### Assignment
Please write out each entry exactly as it appears.
Records for processing below:
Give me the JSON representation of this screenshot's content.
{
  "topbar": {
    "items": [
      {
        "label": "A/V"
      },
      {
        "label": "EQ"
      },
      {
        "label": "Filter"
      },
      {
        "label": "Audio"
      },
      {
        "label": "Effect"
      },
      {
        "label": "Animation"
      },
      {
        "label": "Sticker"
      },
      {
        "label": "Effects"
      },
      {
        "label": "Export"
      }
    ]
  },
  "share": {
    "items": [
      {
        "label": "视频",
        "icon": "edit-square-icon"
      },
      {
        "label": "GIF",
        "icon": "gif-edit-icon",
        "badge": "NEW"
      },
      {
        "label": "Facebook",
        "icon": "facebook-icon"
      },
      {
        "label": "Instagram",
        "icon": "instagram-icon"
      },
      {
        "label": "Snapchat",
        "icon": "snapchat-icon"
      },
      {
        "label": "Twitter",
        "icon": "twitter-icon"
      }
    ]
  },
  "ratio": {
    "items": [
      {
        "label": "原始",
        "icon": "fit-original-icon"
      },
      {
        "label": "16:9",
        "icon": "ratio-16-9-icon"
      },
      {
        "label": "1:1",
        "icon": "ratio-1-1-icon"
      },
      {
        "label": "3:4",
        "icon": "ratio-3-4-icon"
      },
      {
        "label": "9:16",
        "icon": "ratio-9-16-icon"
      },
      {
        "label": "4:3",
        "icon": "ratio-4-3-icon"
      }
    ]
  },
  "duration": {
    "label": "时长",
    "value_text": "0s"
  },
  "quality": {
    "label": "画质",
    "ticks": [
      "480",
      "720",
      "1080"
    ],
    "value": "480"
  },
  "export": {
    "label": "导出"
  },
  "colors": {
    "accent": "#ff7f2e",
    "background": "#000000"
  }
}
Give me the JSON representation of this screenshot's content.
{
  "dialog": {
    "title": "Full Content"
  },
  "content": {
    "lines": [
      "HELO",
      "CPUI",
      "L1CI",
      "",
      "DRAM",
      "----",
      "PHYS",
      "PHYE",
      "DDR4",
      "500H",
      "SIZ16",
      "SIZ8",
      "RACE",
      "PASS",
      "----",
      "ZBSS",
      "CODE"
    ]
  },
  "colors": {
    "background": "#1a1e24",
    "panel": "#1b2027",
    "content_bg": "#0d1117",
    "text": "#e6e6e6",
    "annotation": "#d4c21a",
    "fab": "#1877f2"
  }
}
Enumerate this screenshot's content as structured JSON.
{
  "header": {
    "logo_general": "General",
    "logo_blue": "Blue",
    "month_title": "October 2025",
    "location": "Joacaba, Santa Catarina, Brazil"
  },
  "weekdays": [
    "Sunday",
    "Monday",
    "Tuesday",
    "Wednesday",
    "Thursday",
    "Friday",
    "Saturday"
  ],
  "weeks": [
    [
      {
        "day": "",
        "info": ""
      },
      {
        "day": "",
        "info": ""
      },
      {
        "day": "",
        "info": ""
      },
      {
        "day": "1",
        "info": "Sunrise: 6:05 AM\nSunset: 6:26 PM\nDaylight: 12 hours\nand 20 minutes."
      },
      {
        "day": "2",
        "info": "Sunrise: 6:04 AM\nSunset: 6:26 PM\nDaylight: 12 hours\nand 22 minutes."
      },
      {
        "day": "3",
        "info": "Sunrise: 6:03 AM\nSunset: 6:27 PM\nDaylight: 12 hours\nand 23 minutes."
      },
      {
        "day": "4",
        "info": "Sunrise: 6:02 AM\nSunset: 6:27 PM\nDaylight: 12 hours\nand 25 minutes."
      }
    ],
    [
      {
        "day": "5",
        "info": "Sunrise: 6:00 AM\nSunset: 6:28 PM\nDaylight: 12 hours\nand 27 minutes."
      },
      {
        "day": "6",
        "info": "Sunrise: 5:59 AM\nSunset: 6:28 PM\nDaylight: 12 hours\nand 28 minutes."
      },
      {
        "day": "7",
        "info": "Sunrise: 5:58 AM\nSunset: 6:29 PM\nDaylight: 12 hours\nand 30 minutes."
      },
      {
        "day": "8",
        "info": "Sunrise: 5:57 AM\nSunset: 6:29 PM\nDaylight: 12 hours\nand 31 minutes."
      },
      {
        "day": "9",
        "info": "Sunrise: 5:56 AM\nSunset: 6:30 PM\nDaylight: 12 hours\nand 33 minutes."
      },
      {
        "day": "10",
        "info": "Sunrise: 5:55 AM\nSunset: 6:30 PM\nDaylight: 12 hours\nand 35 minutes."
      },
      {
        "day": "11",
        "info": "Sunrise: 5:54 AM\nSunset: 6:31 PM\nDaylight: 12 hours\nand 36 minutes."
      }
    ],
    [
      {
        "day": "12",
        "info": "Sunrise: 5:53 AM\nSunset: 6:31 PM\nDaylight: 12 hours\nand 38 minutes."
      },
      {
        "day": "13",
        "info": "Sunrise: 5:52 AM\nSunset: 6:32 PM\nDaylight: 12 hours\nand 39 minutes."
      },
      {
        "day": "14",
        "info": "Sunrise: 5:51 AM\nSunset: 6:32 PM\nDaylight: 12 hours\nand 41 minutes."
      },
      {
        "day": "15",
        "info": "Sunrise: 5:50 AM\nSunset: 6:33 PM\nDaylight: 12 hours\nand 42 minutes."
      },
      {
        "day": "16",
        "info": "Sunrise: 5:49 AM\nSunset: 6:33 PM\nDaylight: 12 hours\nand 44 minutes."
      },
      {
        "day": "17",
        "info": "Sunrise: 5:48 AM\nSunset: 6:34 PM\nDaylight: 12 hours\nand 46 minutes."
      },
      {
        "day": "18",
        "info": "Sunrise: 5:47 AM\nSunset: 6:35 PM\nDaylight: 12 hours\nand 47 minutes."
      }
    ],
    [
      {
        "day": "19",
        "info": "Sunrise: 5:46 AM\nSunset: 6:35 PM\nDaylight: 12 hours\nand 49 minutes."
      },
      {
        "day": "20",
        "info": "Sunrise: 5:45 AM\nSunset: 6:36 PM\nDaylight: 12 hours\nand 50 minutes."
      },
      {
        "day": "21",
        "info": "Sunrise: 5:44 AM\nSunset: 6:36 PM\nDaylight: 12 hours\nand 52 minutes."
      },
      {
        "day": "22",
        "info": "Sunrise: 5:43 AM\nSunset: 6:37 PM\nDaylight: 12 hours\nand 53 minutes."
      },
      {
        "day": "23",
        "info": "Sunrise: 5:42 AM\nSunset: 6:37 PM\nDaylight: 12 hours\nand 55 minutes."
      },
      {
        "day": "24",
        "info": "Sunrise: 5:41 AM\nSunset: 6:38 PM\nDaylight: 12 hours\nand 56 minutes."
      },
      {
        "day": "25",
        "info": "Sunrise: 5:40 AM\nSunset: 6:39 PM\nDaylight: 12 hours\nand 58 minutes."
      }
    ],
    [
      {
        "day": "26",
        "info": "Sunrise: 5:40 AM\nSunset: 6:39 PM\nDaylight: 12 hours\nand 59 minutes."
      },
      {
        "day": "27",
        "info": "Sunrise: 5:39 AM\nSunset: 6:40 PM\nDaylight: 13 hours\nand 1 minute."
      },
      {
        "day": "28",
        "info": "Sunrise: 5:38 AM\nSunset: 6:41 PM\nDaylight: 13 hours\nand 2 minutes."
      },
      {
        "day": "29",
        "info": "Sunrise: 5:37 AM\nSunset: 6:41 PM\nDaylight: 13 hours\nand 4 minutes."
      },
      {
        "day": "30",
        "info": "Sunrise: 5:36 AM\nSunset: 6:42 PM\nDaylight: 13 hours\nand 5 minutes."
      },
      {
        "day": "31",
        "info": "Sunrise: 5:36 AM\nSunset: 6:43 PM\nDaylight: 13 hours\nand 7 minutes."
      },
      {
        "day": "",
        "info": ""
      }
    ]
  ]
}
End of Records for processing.
### Solution to the problem
Give me the JSON representation of this screenshot's content.
{
  "topbar": {
    "items": [
      {
        "label": "A/V"
      },
      {
        "label": "EQ"
      },
      {
        "label": "Filter"
      },
      {
        "label": "Audio"
      },
      {
        "label": "Effect"
      },
      {
        "label": "Animation"
      },
      {
        "label": "Sticker"
      },
      {
        "label": "Effects"
      },
      {
        "label": "Export"
      }
    ]
  },
  "share": {
    "items": [
      {
        "label": "视频",
        "icon": "edit-square-icon"
      },
      {
        "label": "GIF",
        "icon": "gif-edit-icon",
        "badge": "NEW"
      },
      {
        "label": "Facebook",
        "icon": "facebook-icon"
      },
      {
        "label": "Instagram",
        "icon": "instagram-icon"
      },
      {
        "label": "Snapchat",
        "icon": "snapchat-icon"
      },
      {
        "label": "Twitter",
        "icon": "twitter-icon"
      }
    ]
  },
  "ratio": {
    "items": [
      {
        "label": "原始",
        "icon": "fit-original-icon"
      },
      {
        "label": "16:9",
        "icon": "ratio-16-9-icon"
      },
      {
        "label": "1:1",
        "icon": "ratio-1-1-icon"
      },
      {
        "label": "3:4",
        "icon": "ratio-3-4-icon"
      },
      {
        "label": "9:16",
        "icon": "ratio-9-16-icon"
      },
      {
        "label": "4:3",
        "icon": "ratio-4-3-icon"
      }
    ]
  },
  "duration": {
    "label": "时长",
    "value_text": "0s"
  },
  "quality": {
    "label": "画质",
    "ticks": [
      "480",
      "720",
      "1080"
    ],
    "value": "480"
  },
  "export": {
    "label": "导出"
  },
  "colors": {
    "accent": "#ff7f2e",
    "background": "#000000"
  }
}
Give me the JSON representation of this screenshot's content.
{
  "dialog": {
    "title": "Full Content"
  },
  "content": {
    "lines": [
      "HELO",
      "CPUI",
      "L1CI",
      "",
      "DRAM",
      "----",
      "PHYS",
      "PHYE",
      "DDR4",
      "500H",
      "SIZ16",
      "SIZ8",
      "RACE",
      "PASS",
      "----",
      "ZBSS",
      "CODE"
    ]
  },
  "colors": {
    "background": "#1a1e24",
    "panel": "#1b2027",
    "content_bg": "#0d1117",
    "text": "#e6e6e6",
    "annotation": "#d4c21a",
    "fab": "#1877f2"
  }
}
Enumerate this screenshot's content as structured JSON.
{
  "header": {
    "logo_general": "General",
    "logo_blue": "Blue",
    "month_title": "October 2025",
    "location": "Joacaba, Santa Catarina, Brazil"
  },
  "weekdays": [
    "Sunday",
    "Monday",
    "Tuesday",
    "Wednesday",
    "Thursday",
    "Friday",
    "Saturday"
  ],
  "weeks": [
    [
      {
        "day": "",
        "info": ""
      },
      {
        "day": "",
        "info": ""
      },
      {
        "day": "",
        "info": ""
      },
      {
        "day": "1",
        "info": "Sunrise: 6:05 AM\nSunset: 6:26 PM\nDaylight: 12 hours\nand 20 minutes."
      },
      {
        "day": "2",
        "info": "Sunrise: 6:04 AM\nSunset: 6:26 PM\nDaylight: 12 hours\nand 22 minutes."
      },
      {
        "day": "3",
        "info": "Sunrise: 6:03 AM\nSunset: 6:27 PM\nDaylight: 12 hours\nand 23 minutes."
      },
      {
        "day": "4",
        "info": "Sunrise: 6:02 AM\nSunset: 6:27 PM\nDaylight: 12 hours\nand 25 minutes."
      }
    ],
    [
      {
        "day": "5",
        "info": "Sunrise: 6:00 AM\nSunset: 6:28 PM\nDaylight: 12 hours\nand 27 minutes."
      },
      {
        "day": "6",
        "info": "Sunrise: 5:59 AM\nSunset: 6:28 PM\nDaylight: 12 hours\nand 28 minutes."
      },
      {
        "day": "7",
        "info": "Sunrise: 5:58 AM\nSunset: 6:29 PM\nDaylight: 12 hours\nand 30 minutes."
      },
      {
        "day": "8",
        "info": "Sunrise: 5:57 AM\nSunset: 6:29 PM\nDaylight: 12 hours\nand 31 minutes."
      },
      {
        "day": "9",
        "info": "Sunrise: 5:56 AM\nSunset: 6:30 PM\nDaylight: 12 hours\nand 33 minutes."
      },
      {
        "day": "10",
        "info": "Sunrise: 5:55 AM\nSunset: 6:30 PM\nDaylight: 12 hours\nand 35 minutes."
      },
      {
        "day": "11",
        "info": "Sunrise: 5:54 AM\nSunset: 6:31 PM\nDaylight: 12 hours\nand 36 minutes."
      }
    ],
    [
      {
        "day": "12",
        "info": "Sunrise: 5:53 AM\nSunset: 6:31 PM\nDaylight: 12 hours\nand 38 minutes."
      },
      {
        "day": "13",
        "info": "Sunrise: 5:52 AM\nSunset: 6:32 PM\nDaylight: 12 hours\nand 39 minutes."
      },
      {
        "day": "14",
        "info": "Sunrise: 5:51 AM\nSunset: 6:32 PM\nDaylight: 12 hours\nand 41 minutes."
      },
      {
        "day": "15",
        "info": "Sunrise: 5:50 AM\nSunset: 6:33 PM\nDaylight: 12 hours\nand 42 minutes."
      },
      {
        "day": "16",
        "info": "Sunrise: 5:49 AM\nSunset: 6:33 PM\nDaylight: 12 hours\nand 44 minutes."
      },
      {
        "day": "17",
        "info": "Sunrise: 5:48 AM\nSunset: 6:34 PM\nDaylight: 12 hours\nand 46 minutes."
      },
      {
        "day": "18",
        "info": "Sunrise: 5:47 AM\nSunset: 6:35 PM\nDaylight: 12 hours\nand 47 minutes."
      }
    ],
    [
      {
        "day": "19",
        "info": "Sunrise: 5:46 AM\nSunset: 6:35 PM\nDaylight: 12 hours\nand 49 minutes."
      },
      {
        "day": "20",
        "info": "Sunrise: 5:45 AM\nSunset: 6:36 PM\nDaylight: 12 hours\nand 50 minutes."
      },
      {
        "day": "21",
        "info": "Sunrise: 5:44 AM\nSunset: 6:36 PM\nDaylight: 12 hours\nand 52 minutes."
      },
      {
        "day": "22",
        "info": "Sunrise: 5:43 AM\nSunset: 6:37 PM\nDaylight: 12 hours\nand 53 minutes."
      },
      {
        "day": "23",
        "info": "Sunrise: 5:42 AM\nSunset: 6:37 PM\nDaylight: 12 hours\nand 55 minutes."
      },
      {
        "day": "24",
        "info": "Sunrise: 5:41 AM\nSunset: 6:38 PM\nDaylight: 12 hours\nand 56 minutes."
      },
      {
        "day": "25",
        "info": "Sunrise: 5:40 AM\nSunset: 6:39 PM\nDaylight: 12 hours\nand 58 minutes."
      }
    ],
    [
      {
        "day": "26",
        "info": "Sunrise: 5:40 AM\nSunset: 6:39 PM\nDaylight: 12 hours\nand 59 minutes."
      },
      {
        "day": "27",
        "info": "Sunrise: 5:39 AM\nSunset: 6:40 PM\nDaylight: 13 hours\nand 1 minute."
      },
      {
        "day": "28",
        "info": "Sunrise: 5:38 AM\nSunset: 6:41 PM\nDaylight: 13 hours\nand 2 minutes."
      },
      {
        "day": "29",
        "info": "Sunrise: 5:37 AM\nSunset: 6:41 PM\nDaylight: 13 hours\nand 4 minutes."
      },
      {
        "day": "30",
        "info": "Sunrise: 5:36 AM\nSunset: 6:42 PM\nDaylight: 13 hours\nand 5 minutes."
      },
      {
        "day": "31",
        "info": "Sunrise: 5:36 AM\nSunset: 6:43 PM\nDaylight: 13 hours\nand 7 minutes."
      },
      {
        "day": "",
        "info": ""
      }
    ]
  ]
}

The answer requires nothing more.